ComputerWorldUK - Glyn Moody - In recent posts, I've looked at the increasing use of open source software by governments in countries as diverse as China, Russia, India and Germany. Here I want to contrast those moves with the continuing failure of the European Commission to embrace free software - with huge costs for European citizens as a result, to say nothing of lost sovereignty.

The Free Software Foundation Europe has just put out an excellent post on this topic:

The European Commission has recently renewed its commitment to a proprietary desktop and secret file formats. The Commission is refusing to get serious about breaking free from vendor lock-in, and is ignoring all available alternatives. In doing so, the EU's civil service fails to practice what it preaches.

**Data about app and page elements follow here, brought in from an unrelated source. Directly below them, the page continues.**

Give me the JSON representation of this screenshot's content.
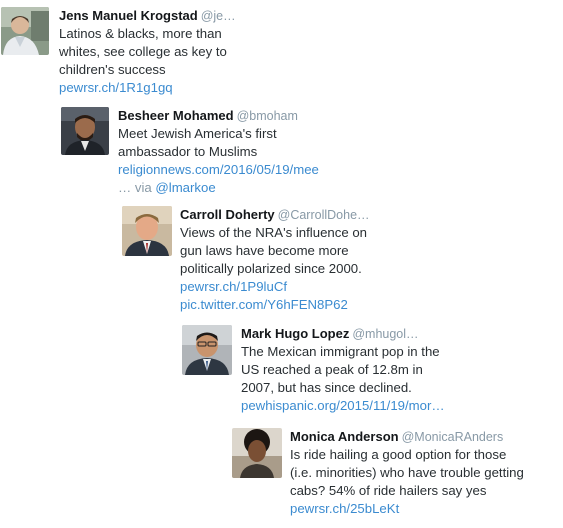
{
  "tweets": [
    {
      "name": "Jens Manuel Krogstad",
      "handle": "@je…",
      "avatar_icon": "person-photo-avatar",
      "lines": [
        "Latinos & blacks, more than",
        "whites, see college as key to",
        "children's success"
      ],
      "links": [
        "pewrsr.ch/1R1g1gq"
      ]
    },
    {
      "name": "Besheer Mohamed",
      "handle": "@bmoham",
      "avatar_icon": "person-photo-avatar",
      "lines": [
        "Meet Jewish America's first",
        "ambassador to Muslims"
      ],
      "links": [
        "religionnews.com/2016/05/19/mee"
      ],
      "via_prefix": "… via ",
      "via_handle": "@lmarkoe"
    },
    {
      "name": "Carroll Doherty",
      "handle": "@CarrollDohe…",
      "avatar_icon": "person-photo-avatar",
      "lines": [
        "Views of the NRA's influence on",
        "gun laws have become more",
        "politically polarized since 2000."
      ],
      "links": [
        "pewrsr.ch/1P9luCf",
        "pic.twitter.com/Y6hFEN8P62"
      ]
    },
    {
      "name": "Mark Hugo Lopez",
      "handle": "@mhugol…",
      "avatar_icon": "person-photo-avatar",
      "lines": [
        "The Mexican immigrant pop in the",
        "US reached a peak of 12.8m in",
        "2007, but has since declined."
      ],
      "links": [
        "pewhispanic.org/2015/11/19/mor…"
      ]
    },
    {
      "name": "Monica Anderson",
      "handle": "@MonicaRAnders",
      "avatar_icon": "person-photo-avatar",
      "lines": [
        "Is ride hailing a good option for those",
        "(i.e. minorities) who have trouble getting",
        "cabs? 54% of ride hailers say yes"
      ],
      "links": [
        "pewrsr.ch/25bLeKt"
      ]
    }
  ],
  "colors": {
    "link": "#3b8bd0",
    "name": "#14171a",
    "handle": "#8899a6",
    "text": "#292f33"
  }
}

In April, the Commission signed two contracts with Microsoft: An agreement for "high-level services" worth 44 million Euro, and a framework agreement on software licensing conditions. The actual licenses are provided by Hewlett-Packard under a separate contract from 2012, worth 50 million euro. The contracts cover the Commission itself, and 54 other EU organisations.

It's well-worth reading the whole thing, but the really important nugget is found in the following paragraph: